Hello everyone! My fiance’s birthday is coming up and I’d like to buy him a Canoe. I’m simply wondering what’s the best canoe for cost and quality. We’d like one that is large enough to store a tent and some camping supplies, but not to the point that it’s difficult to row. I don’t know a thing about canoes but I’d like it to be a complete surprise so any advice would be a huge help. Thanks in advance!!
Paddle the Canoe
First of all,… please understand that you PADDLE a canoe,… NOT ROW! What is your budget? If money is not an issue, take a look at some new Kevlar canoes by Wenonah, Nova Craft or Esquif! They have websites to learn. What type paddling will y’all do? Lakes or Rivers? That will help determine what type canoe. Is he experienced at paddling? If not, but he is athletic/coordinated then go ahead and look into some performance type canoes and not the wide flat bottomed beginner boats that are no fun to paddle. Before anyone on this forum can give sound advice, you need to answer the above questions. Then STAND BY for a barrage of answers!
what a great birthday gift
Your fiancé is very lucky to receive such a great gift. As has already been pointed out, your question is not quite as simple as it might seem. One of the things I learned very early when I got into canoeing is that, although most canoes look very similar, they can handle and feel very different from each other. Despite how they might appear, differences in design, material used, options available, and manufacturer, means there is actually quite a bit of variety in the canoes available.
So it’s a little like asking what is the best motorcycle, set of golf clubs, or guitar. The honest answer is, “it depends.” The questions posed by the board member above will help get you on the right track. Like a motorcycle or a guitar, the best bet for getting the best one for you is to get a chance to try some out first before you buy. But it’s still an awesome gift to be told, let’s get a great canoe for your birthday, and then go about the fun of discovering what exactly that is.
Have fun with it.
Buying a canoe is hard if you don’t know what you are looking for. Maybe a gift certificate to a local ,knowledgable, boat store so he can pick out what he wants.
Questions and Compromises
All paddlecraft, whether canoes, kayaks,SUPs, are compromises. In general you can weigh your back against your wallet. If its cheap (under $1000)it will be heavy (over 80#). If its cheap (under $750) it will paddle poorly.
Knowing how you want to use the canoe; camping trips on calm lakes and easy rivers with no portages or whitewater wilderness runs, or canoe trips with lots of portages; this knowledge will help to set the compromises.
How athletic are you as a couple? Can you lift and carry a heavy canoe, are you experienced paddlers?
Is there a good paddling retailer near you where you can test paddle canoes? Where do you live?

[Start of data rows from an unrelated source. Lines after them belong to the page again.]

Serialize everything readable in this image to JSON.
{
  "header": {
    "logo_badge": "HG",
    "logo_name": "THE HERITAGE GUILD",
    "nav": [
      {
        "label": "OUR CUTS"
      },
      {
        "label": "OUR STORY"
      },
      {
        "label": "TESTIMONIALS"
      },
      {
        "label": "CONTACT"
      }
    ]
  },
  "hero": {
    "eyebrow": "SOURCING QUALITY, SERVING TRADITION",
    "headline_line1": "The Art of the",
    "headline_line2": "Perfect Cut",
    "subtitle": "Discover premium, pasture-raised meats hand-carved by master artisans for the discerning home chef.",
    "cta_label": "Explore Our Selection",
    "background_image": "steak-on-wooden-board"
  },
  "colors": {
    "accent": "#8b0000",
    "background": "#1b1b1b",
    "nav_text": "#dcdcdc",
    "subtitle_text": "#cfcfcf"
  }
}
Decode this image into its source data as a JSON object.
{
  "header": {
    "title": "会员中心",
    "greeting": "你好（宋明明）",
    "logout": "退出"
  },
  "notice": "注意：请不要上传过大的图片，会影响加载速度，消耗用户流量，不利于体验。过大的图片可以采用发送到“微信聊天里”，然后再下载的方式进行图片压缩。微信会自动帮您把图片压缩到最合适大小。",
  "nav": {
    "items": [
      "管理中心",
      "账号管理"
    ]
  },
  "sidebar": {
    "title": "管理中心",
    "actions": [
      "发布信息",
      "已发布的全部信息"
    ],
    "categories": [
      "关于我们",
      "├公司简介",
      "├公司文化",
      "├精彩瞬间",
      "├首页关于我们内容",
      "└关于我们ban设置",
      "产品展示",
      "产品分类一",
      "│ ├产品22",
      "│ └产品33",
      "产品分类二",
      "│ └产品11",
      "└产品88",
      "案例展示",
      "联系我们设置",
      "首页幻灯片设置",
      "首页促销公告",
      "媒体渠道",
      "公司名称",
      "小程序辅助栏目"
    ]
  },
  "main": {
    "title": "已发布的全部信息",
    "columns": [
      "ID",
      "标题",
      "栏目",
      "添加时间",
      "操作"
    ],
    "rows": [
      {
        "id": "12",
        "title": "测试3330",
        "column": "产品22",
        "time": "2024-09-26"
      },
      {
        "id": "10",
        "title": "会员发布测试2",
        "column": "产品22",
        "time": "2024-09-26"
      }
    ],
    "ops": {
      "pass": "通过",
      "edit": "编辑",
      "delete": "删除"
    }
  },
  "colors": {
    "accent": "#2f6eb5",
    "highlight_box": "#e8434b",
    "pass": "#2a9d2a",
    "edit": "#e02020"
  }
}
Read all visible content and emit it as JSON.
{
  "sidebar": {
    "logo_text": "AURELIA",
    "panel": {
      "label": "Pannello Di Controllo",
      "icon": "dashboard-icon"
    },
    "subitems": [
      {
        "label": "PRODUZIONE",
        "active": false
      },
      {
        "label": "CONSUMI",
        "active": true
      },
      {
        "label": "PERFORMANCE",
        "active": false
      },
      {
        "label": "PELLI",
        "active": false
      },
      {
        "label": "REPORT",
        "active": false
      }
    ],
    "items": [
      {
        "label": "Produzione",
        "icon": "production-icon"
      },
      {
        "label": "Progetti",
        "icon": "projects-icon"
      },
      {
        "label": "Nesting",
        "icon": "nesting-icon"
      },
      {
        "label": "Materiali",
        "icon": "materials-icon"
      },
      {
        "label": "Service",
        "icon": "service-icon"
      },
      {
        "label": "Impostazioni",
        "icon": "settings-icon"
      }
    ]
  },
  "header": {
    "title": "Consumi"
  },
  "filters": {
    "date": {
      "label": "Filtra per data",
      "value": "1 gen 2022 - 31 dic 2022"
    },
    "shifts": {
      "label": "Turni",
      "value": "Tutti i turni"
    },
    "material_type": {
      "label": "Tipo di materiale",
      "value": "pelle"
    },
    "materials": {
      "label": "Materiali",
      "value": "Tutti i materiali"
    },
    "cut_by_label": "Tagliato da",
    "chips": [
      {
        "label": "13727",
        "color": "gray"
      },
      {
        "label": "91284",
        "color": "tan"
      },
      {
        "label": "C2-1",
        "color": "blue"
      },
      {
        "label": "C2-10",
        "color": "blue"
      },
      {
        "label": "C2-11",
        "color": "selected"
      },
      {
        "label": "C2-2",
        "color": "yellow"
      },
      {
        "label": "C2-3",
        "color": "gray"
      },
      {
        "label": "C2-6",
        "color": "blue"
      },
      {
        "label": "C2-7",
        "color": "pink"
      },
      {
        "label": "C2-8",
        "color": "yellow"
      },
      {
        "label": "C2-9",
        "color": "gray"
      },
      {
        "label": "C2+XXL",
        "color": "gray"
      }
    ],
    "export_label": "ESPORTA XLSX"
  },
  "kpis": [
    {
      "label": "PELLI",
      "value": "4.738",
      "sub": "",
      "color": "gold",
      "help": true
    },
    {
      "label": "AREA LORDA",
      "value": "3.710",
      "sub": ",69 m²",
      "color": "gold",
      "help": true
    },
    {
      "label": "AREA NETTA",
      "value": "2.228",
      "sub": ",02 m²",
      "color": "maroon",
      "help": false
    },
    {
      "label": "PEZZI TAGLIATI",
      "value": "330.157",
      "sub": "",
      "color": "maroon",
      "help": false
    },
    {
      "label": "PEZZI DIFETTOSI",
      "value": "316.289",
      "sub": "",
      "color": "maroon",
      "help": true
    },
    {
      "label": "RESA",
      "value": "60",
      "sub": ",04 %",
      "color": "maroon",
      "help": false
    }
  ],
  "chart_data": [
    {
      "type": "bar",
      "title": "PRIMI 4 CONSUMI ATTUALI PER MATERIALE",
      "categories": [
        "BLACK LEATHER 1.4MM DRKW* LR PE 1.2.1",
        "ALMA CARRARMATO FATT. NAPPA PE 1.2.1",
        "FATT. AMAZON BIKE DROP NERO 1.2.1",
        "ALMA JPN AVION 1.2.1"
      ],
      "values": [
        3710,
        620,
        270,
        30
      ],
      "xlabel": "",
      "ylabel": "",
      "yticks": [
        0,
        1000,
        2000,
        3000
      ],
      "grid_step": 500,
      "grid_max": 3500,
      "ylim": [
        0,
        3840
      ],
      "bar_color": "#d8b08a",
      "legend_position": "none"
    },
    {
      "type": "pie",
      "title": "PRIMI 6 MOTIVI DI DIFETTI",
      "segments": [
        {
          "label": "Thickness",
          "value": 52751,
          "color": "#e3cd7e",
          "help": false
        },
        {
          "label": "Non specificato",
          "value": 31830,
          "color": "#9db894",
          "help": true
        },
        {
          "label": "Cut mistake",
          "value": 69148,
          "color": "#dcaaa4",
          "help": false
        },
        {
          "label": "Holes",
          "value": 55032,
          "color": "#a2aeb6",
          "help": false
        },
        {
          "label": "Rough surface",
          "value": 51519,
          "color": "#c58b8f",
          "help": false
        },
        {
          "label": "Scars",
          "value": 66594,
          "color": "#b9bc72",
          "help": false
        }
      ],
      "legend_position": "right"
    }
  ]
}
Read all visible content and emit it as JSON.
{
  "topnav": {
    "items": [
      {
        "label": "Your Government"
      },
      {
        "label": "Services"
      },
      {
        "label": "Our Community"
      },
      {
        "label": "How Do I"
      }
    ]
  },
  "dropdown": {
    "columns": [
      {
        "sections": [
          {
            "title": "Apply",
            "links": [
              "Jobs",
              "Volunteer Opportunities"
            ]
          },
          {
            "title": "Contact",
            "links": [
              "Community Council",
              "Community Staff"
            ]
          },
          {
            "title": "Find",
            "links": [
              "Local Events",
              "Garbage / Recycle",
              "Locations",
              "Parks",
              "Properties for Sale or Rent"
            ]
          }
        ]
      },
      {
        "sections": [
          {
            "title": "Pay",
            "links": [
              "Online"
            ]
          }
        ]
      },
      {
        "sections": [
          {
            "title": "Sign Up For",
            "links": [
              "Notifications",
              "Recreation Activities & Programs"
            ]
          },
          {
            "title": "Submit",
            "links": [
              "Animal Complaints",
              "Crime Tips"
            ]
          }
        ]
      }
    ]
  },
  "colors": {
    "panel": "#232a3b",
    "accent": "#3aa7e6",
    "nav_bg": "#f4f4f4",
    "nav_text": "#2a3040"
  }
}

People here will be very helpful and knowing the answers to the questions posed will get you helpful advice.
Your fiancé is a lucky guy,
read this material
remember the canoe needs storage space.
Assemble the online and local shop for sale locations then look at that resource every week.
After 3-4 weeks a fine canoe at a reasonable price will appear owner desperately needing $$$ for a new truck transmission.
Find the local club n join.
From a more newby perspective
I’d go a different way, assuming your fiance knows as much about canoes as you do (if he knows a lot about canoes I’d let him pick the boat out himself). I’d buy a used Old Town Discovery, or maybe a Guide though that might be a little small. Get your feet wet (so to speak) with that, and if you like it, then start getting more nuanced in your boat choice. Those Old Towns go for around $400 here on craigslist, come up frequently, and will resell for about the same amount. They’re not awesome canoes, but they do the job and they’ll get you on the water. And the price is right, especially if the seller throws in paddles and pfds.
an a rack, a tent 2 snow tires and a case of Molsons…